G C Lichtenberg: “It is as if our languages were confounded: when we want a thought, they bring us a word; when we ask for a word, they give us a dash; and when we expect a dash, there comes a piece of bawdy.”
W H Auden: "But in my arms till break of day / Let the living creature lie. / Mortal, guilty, but to me/ The entirely beautiful."
Will Self: “To attempt to write seriously is always, I feel, to fail – the disjunction between my beautifully sonorous, accurate and painfully affecting mental content, and the leaden, halting sentences on the page always seems a dreadful falling short. It is this failure – a ceaseless threnody keening through the writing mind – that dominates my working life, just as an overweening sense of not having loved with enough depth or recklessness or tenderness dominates my personal one.”
John Gray: "Unlike Schopenhauer, who lamented the human lot, Leopardi believed that the best response to life is laughter. What fascinated Schopenhauer, along with many later writers, was Leopardi’s insistence that illusion is necessary to human happiness."
Art Spiegelman: "You know words in a way are hitting you on the left side of your brain, music and visual arts hit on the right side of the brain, so the idea is to pummel you, to send you from left brain to right brain and back until you're as unbalanced as I am."
विलास सारंग: "संदर्भ कुठलेही असोत, संस्कृत, इंग्रजी, बुद्धिवादी, तांत्रिक, इतिहासाचे, खगोलशास्त्राचे, आधुनिक पदार्थविज्ञानाचे, शिवकालीन व पेशवाईतील बखरीचे, अगणित ज्ञानक्षेत्रांचे, अशा वैविध्यपूर्ण ज्ञानावर लेखन- विशेषत: कवितालेखन- उभं राहत."
Friday, November 16, 2007
TV program showcased halgi (हलगी, a small drum) player Raju Awale who played at the tournament including the final. It brought back memories of ever-smiling, friendly, wiry wrestler Suresh Awale सुरेश आवळे of Miraj who died very young in a train accident.
For the first time in my life, I watched wrestling for the title of Maharashtra Kesari live on television.
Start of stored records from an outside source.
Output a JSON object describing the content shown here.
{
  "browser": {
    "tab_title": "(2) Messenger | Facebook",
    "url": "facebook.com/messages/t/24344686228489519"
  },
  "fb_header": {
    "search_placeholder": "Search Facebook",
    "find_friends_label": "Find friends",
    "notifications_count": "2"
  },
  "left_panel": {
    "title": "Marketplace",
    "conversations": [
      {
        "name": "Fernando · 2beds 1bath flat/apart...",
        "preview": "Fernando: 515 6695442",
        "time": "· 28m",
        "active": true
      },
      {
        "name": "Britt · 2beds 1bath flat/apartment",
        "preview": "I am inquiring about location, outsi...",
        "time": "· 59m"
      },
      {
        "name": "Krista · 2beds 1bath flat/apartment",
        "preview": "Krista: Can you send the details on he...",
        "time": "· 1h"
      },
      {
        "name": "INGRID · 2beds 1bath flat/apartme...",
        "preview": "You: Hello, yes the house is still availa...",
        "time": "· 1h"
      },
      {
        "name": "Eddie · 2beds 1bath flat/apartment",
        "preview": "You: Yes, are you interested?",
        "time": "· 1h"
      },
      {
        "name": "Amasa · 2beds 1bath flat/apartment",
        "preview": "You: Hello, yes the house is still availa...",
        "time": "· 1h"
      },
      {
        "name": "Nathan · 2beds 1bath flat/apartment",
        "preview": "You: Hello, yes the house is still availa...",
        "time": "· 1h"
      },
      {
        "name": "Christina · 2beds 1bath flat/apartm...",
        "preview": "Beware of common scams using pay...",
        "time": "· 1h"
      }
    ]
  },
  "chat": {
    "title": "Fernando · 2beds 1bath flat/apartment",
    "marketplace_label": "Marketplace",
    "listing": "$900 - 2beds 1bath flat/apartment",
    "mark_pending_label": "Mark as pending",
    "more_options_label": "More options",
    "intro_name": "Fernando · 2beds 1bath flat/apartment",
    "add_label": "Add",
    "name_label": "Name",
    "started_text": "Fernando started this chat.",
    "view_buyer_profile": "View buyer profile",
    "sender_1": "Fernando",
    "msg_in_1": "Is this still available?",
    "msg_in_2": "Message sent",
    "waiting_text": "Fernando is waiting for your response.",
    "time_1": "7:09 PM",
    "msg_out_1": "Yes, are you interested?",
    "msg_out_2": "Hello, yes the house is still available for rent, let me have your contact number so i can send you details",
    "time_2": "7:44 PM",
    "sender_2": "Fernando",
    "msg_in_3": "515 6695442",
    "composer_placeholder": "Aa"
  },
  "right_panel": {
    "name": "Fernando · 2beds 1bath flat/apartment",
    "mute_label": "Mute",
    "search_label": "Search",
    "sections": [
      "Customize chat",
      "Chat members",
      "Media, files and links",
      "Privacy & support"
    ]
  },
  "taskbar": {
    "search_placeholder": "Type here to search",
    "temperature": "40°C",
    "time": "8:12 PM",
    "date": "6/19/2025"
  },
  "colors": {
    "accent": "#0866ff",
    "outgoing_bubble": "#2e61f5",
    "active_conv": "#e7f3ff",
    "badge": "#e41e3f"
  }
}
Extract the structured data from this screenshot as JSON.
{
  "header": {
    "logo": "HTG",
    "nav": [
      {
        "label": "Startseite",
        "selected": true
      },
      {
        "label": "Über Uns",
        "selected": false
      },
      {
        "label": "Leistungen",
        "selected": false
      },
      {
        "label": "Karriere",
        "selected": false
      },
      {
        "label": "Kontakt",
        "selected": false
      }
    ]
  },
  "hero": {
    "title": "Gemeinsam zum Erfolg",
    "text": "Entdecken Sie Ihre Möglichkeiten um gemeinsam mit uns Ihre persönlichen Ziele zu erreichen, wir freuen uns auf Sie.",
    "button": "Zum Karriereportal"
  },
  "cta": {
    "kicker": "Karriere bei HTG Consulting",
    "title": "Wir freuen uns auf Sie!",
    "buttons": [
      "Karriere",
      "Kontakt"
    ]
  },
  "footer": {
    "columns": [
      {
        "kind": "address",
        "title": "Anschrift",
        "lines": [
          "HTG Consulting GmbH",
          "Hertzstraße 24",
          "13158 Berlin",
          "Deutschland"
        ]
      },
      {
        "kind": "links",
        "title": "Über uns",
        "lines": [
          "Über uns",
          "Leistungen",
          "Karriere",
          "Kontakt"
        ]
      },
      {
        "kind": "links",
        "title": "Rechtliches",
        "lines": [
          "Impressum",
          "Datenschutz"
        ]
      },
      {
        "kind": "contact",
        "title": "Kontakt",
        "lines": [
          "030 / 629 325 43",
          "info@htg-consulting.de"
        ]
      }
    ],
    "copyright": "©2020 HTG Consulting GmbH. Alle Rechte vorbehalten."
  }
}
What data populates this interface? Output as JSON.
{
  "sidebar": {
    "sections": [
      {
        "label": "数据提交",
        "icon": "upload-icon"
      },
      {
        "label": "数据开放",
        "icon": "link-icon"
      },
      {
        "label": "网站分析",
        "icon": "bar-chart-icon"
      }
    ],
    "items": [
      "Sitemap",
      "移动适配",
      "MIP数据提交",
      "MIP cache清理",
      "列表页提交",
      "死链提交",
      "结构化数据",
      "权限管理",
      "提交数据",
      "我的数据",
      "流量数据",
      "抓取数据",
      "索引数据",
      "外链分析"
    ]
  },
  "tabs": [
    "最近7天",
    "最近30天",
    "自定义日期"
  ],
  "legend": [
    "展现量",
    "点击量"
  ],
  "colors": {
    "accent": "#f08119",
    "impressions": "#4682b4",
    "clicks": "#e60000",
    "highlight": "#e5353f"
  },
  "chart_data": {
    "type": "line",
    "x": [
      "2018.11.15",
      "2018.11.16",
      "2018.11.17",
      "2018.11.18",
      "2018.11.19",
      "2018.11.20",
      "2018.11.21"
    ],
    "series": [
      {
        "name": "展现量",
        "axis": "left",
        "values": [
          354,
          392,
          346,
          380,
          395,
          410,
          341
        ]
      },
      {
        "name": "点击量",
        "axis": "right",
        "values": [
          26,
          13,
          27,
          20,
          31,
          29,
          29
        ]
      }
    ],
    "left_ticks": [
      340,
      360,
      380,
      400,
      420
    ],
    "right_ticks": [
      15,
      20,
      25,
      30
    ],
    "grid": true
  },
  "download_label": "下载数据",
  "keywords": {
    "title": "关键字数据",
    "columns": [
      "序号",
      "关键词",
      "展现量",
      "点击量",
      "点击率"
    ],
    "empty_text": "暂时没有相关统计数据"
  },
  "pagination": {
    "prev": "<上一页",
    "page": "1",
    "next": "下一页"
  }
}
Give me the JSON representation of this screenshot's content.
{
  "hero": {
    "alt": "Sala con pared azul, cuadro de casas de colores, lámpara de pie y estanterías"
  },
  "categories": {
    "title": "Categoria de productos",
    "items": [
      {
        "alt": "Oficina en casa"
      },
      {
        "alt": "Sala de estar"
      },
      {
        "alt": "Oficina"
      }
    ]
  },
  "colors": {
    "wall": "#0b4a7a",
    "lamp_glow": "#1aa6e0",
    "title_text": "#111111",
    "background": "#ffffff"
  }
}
What fun! Although it lasted for just over 3 minutes and took place on mat, wearing non-traditional clothing.
For few years, occasionally, I have participated in red clay wrestling. Smell of the clay still fills my nostrils. I used to get beaten quite easily. If your face is in clay longer than your opponent, you get more time to smell it! This all happened at the red clay wrestling ring of Bhanu Talim भानू तालीम,Miraj.
Wrestlers were as popular as cricketers. Every time Hindkesari Maruti Mane was spotted on his motorcycle at Miraj, we stopped in our tracks and looked in awe. When we went visiting our aunt Tai-mavashi ताई-मावशी at Kolhapur, we saw gentle giants of Motibag Talim मोतीबाग तालीम. They walked past aunt's house the way elephants go to watering hole, with grace and humility, without a sound.
When at 1972 Munich Olympics Premnath (4th place Bantamweight) and Sudesh Kumar (4th place Flyweight) did well; they were as big heroes for me as Sunil Gavaskar and G R Viswanath who had helped us beat West Indies and England previous year.
On the other hand, North Indian wrestler Satpal was as unpopular as Ahmad Shah Abdali because he used to beat Marathi speaking wrestlers.
Kabaddi is another sport that has given me endless pleasure. I was better at it than wrestling! Even if we got 15 minutes of free time at school, we played Kabaddi.
Asian Age November 15, 2007 reports:”British in India to play kabaddi”.
I ask: When are Indians in India going to wrestle and play kabaddi?
Artist: Otto Soglow The New Yorker 25 February 1928